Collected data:
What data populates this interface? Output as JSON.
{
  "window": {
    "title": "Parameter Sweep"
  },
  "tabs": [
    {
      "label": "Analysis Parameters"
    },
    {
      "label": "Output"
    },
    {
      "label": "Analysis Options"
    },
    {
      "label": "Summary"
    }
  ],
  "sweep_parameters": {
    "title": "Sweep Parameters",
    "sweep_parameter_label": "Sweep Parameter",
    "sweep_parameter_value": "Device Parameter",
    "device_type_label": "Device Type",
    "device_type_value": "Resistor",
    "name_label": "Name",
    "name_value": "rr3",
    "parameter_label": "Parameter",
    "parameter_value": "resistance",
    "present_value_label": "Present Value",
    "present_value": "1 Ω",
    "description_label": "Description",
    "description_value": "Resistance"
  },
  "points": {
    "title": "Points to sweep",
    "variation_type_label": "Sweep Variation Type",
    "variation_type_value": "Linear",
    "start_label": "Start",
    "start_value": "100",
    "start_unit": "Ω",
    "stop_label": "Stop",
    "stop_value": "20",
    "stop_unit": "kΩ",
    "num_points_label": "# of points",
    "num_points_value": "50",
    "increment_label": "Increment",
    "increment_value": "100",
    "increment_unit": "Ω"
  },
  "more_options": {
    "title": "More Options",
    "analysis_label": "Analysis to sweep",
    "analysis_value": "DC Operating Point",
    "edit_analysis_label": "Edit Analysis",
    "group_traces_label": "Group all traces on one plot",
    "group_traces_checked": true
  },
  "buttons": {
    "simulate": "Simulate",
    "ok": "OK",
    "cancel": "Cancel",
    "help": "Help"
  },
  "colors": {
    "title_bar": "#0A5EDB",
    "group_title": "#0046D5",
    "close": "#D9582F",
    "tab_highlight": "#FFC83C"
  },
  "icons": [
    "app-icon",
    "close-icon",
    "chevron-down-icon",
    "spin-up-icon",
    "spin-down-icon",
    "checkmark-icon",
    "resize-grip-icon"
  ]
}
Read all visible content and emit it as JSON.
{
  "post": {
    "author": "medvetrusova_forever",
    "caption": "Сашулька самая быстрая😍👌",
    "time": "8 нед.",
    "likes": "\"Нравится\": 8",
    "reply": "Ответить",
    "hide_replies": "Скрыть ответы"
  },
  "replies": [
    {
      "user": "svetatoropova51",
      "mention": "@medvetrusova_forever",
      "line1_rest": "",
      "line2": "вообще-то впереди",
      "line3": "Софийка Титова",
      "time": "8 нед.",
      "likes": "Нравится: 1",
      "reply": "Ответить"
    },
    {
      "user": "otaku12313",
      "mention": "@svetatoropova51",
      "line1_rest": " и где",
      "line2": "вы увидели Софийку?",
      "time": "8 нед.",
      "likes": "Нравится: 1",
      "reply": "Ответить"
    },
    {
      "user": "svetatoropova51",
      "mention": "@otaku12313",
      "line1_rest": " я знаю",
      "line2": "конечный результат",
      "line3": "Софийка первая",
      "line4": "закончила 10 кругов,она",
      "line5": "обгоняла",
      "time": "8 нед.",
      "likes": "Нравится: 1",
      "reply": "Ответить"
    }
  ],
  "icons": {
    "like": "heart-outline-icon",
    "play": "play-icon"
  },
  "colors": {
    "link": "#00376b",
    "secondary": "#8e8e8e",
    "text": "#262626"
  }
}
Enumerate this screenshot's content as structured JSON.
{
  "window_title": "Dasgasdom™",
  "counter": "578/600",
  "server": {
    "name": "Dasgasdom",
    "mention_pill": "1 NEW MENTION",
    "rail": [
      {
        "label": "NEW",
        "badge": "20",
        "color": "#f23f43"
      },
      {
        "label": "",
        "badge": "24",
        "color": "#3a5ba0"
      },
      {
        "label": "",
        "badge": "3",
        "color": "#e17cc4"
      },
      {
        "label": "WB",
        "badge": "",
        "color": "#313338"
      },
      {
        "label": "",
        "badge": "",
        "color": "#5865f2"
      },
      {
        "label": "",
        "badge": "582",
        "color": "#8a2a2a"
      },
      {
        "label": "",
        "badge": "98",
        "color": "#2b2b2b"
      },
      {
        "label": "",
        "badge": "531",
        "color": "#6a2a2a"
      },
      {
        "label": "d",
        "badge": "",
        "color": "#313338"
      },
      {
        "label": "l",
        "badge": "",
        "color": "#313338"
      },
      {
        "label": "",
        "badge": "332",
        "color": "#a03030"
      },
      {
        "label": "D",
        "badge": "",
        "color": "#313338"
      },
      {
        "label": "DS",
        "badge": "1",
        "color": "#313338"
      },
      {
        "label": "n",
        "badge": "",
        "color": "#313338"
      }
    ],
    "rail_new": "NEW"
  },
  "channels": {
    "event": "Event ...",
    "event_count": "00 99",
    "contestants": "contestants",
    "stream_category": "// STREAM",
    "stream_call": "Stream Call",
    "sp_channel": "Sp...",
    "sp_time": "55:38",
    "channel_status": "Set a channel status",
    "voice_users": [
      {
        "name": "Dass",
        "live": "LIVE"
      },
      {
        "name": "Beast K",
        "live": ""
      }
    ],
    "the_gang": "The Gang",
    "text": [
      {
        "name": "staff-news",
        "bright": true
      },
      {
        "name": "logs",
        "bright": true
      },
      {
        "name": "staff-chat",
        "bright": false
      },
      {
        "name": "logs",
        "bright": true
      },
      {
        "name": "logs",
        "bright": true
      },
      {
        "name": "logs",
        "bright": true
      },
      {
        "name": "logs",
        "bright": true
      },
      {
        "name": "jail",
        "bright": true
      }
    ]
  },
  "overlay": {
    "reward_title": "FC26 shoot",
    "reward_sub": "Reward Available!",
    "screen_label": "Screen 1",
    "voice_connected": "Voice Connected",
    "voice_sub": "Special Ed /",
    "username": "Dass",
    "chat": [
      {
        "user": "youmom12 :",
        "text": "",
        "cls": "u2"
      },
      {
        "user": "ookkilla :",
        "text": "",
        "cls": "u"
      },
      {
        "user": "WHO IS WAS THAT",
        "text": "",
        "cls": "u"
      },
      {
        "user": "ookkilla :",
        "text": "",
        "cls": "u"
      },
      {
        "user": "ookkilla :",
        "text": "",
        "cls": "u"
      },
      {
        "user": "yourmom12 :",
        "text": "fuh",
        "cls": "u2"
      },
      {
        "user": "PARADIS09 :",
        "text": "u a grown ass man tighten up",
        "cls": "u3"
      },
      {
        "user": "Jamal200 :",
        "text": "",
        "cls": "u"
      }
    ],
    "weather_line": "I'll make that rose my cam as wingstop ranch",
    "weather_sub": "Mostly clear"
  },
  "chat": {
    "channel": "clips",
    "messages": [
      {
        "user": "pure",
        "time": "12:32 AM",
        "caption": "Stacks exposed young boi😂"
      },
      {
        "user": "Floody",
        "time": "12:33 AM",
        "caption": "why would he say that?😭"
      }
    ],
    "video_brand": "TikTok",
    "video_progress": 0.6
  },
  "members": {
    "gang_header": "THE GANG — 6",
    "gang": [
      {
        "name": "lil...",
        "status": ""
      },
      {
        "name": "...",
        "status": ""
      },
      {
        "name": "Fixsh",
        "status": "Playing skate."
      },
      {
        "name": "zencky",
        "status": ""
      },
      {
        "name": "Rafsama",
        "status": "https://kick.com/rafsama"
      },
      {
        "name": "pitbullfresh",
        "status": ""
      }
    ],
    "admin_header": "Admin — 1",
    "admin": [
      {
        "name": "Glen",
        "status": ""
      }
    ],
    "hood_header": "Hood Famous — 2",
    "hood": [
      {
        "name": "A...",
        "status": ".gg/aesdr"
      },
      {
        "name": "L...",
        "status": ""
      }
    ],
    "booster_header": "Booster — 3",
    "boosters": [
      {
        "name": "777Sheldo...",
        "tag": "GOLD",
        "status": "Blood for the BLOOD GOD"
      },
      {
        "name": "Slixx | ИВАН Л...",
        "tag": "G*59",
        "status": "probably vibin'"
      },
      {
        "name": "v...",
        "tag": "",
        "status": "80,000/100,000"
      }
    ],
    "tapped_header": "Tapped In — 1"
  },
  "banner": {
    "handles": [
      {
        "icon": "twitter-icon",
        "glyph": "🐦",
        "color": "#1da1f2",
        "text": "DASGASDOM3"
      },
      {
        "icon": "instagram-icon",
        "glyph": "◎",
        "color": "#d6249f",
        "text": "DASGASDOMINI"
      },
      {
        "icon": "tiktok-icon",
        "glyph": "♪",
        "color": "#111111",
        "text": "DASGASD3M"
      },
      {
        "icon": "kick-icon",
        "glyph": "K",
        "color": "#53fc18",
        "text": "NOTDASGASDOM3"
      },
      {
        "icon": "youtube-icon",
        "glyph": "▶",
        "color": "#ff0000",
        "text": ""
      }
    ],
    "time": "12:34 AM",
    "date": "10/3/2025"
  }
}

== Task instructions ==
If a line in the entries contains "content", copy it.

== Output ==
Read all visible content and emit it as JSON.
Enumerate this screenshot's content as structured JSON.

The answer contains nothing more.